Jail facilities became less crowded during the pandemic with fewer inmates due to declining admissions and to the expedited release of 208,500 inmates from jails between March and June 2020. About 60% of beds in local jails were occupied at midyear 2020, a decrease from 81% at midyear 2019. From midyear 2019 to midyear 2020, the percentage of occupied beds decreased from 73% to 54% in jails located in counties with the highest confirmed COVID-19 infection rate (1% or more residents with confirmed COVID-19). Moreover, the percentage of occupied beds decreased from 86% to 66% in jails located in counties with the lowest confirmed infection rate (0.2% residents infected with confirmed COVID-19).
Jails nationwide administered 215,360 COVID-19 tests to inmates from March to June 2020, which was the equivalent of testing 9% of the 2.4 million persons admitted to jails during that time. More than 11% of these tests were positive. Jails in counties with the highest COVID-19 infection rate tested nearly 21% of persons admitted to their jails, and about 14% of these tests were positive. Among jails in counties with the lowest COVID-19 infection rate about 4% of persons admitted to the jails were tested, with about 2% of those tests coming back positive.
As for jail staff, nearly 5% (10,850 of 233,220 employees) tested positive for COVID-19 during the 4-month period. About 8% of jail staff working in counties with the highest infection rates tested positive for COVID-19, compared to 1% of jail staff testing positive in counties with the lowest infection rates.

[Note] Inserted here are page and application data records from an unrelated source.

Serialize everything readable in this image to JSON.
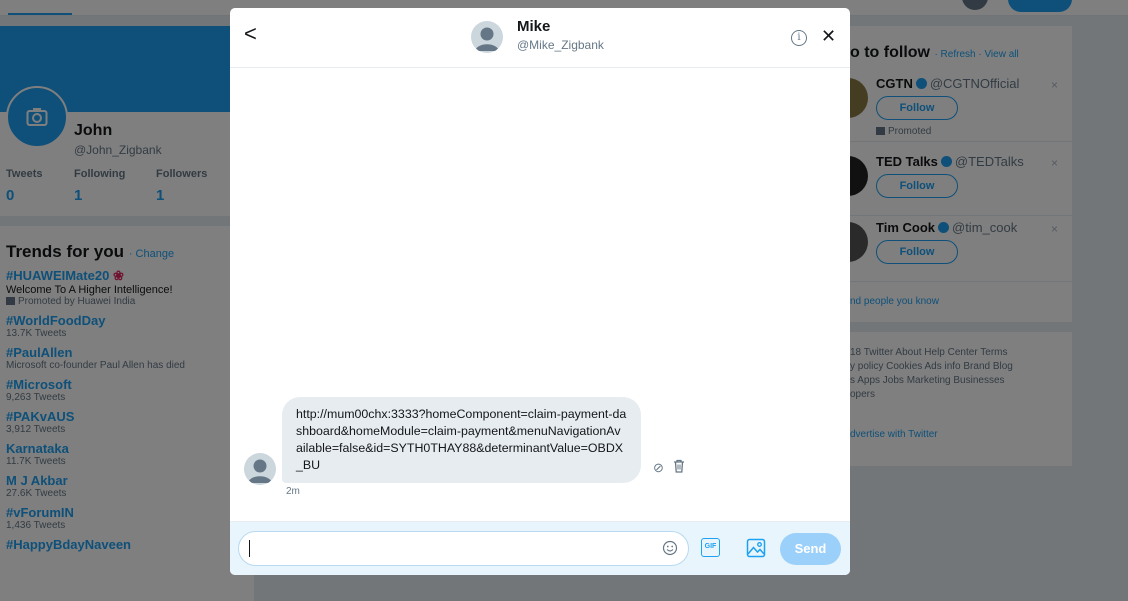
{
  "profile": {
    "name": "John",
    "handle": "@John_Zigbank",
    "stats": [
      {
        "label": "Tweets",
        "value": "0"
      },
      {
        "label": "Following",
        "value": "1"
      },
      {
        "label": "Followers",
        "value": "1"
      }
    ]
  },
  "trends": {
    "title": "Trends for you",
    "change": "· Change",
    "items": [
      {
        "name": "#HUAWEIMate20",
        "desc": "Welcome To A Higher Intelligence!",
        "meta": "Promoted by Huawei India"
      },
      {
        "name": "#WorldFoodDay",
        "meta": "13.7K Tweets"
      },
      {
        "name": "#PaulAllen",
        "meta": "Microsoft co-founder Paul Allen has died"
      },
      {
        "name": "#Microsoft",
        "meta": "9,263 Tweets"
      },
      {
        "name": "#PAKvAUS",
        "meta": "3,912 Tweets"
      },
      {
        "name": "Karnataka",
        "meta": "11.7K Tweets"
      },
      {
        "name": "M J Akbar",
        "meta": "27.6K Tweets"
      },
      {
        "name": "#vForumIN",
        "meta": "1,436 Tweets"
      },
      {
        "name": "#HappyBdayNaveen",
        "meta": ""
      }
    ]
  },
  "who_to_follow": {
    "title": "o to follow",
    "links": "· Refresh · View all",
    "items": [
      {
        "name": "CGTN",
        "handle": "@CGTNOfficial",
        "follow": "Follow",
        "promoted": "Promoted"
      },
      {
        "name": "TED Talks",
        "handle": "@TEDTalks",
        "follow": "Follow"
      },
      {
        "name": "Tim Cook",
        "handle": "@tim_cook",
        "follow": "Follow"
      }
    ],
    "find": "nd people you know",
    "dismiss": "×"
  },
  "footer": {
    "links": "18 Twitter  About  Help Center  Terms\ny policy  Cookies  Ads info  Brand  Blog\ns  Apps  Jobs  Marketing  Businesses\nopers",
    "advertise": "dvertise with Twitter"
  },
  "dm": {
    "back": "<",
    "name": "Mike",
    "handle": "@Mike_Zigbank",
    "info": "i",
    "close": "✕",
    "message": {
      "text": "http://mum00chx:3333?homeComponent=claim-payment-dashboard&homeModule=claim-payment&menuNavigationAvailable=false&id=SYTH0THAY88&determinantValue=OBDX_BU",
      "time": "2m",
      "report": "⊘"
    },
    "compose": {
      "value": "",
      "gif": "GIF",
      "send": "Send"
    }
  },
  "colors": {
    "accent": "#1da1f2",
    "send_disabled": "#9ad0f9",
    "bubble": "#e6ecf0"
  }
}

Among the jails that reported on COVID-19-related inmate and staff deaths (89% of sampled jails), a total of 43 inmates in 22 jails died of COVID-19 from March to June 2020. Thirty-three of those deaths were reported as confirmed deaths from COVID-19 or deaths where COVID-19 was a significant contributor (as determined by a positive test before or after death). The other 10 deaths were reported as suspected deaths from COVID-19 or deaths where COVID-19 was a significant contributor (based on the person having symptoms of COVID-19 before death but no positive test to confirm COVID-19).
A total of 40 jail staff in 30 jails also died of COVID-19 during this time. Thirty-two of the deaths were reported as confirmed deaths from COVID-19 or deaths where COVID-19 was a significant contributor. The other eight deaths were reported as suspected deaths from COVID-19 or deaths where COVID-19 was a significant contributor. Four jails accounted for 14 of the 40 staff deaths, while the other 26 jails had one staff death each. Estimates of inmate and staff deaths were not adjusted for jails that partially responded or did not respond to the survey, or for potential differences between sampled and non-sampled jails.
The report, Impact of COVID-19 on the Local Jail Population, January-June 2020 (NCJ 255888), was written by BJS statisticians Todd D. Minton, Zhen Zeng, Ph.D., and Laura Maruschak. BJS also released Jail Inmates in 2019 (NCJ 255608), a report written by BJS statisticians Zhen Zeng, Ph.D., and Todd D. Minton. The reports, related documents and additional information about BJS’s statistical publications and programs are available on the BJS website at www.bjs.gov.
The Bureau of Justice Statistics of the U.S. Department of Justice is the principal federal agency responsible for collecting, analyzing and disseminating reliable statistics on crime and criminal justice in the United States. Doris J. James is the acting director.
The Office of Justice Programs provides federal leadership, grants, training, technical assistance and other resources to improve the nation’s capacity to prevent and reduce crime, advance racial equity in the administration of justice, assist victims and enhance the rule of law. More information about OJP and its components can be found at www.ojp.gov.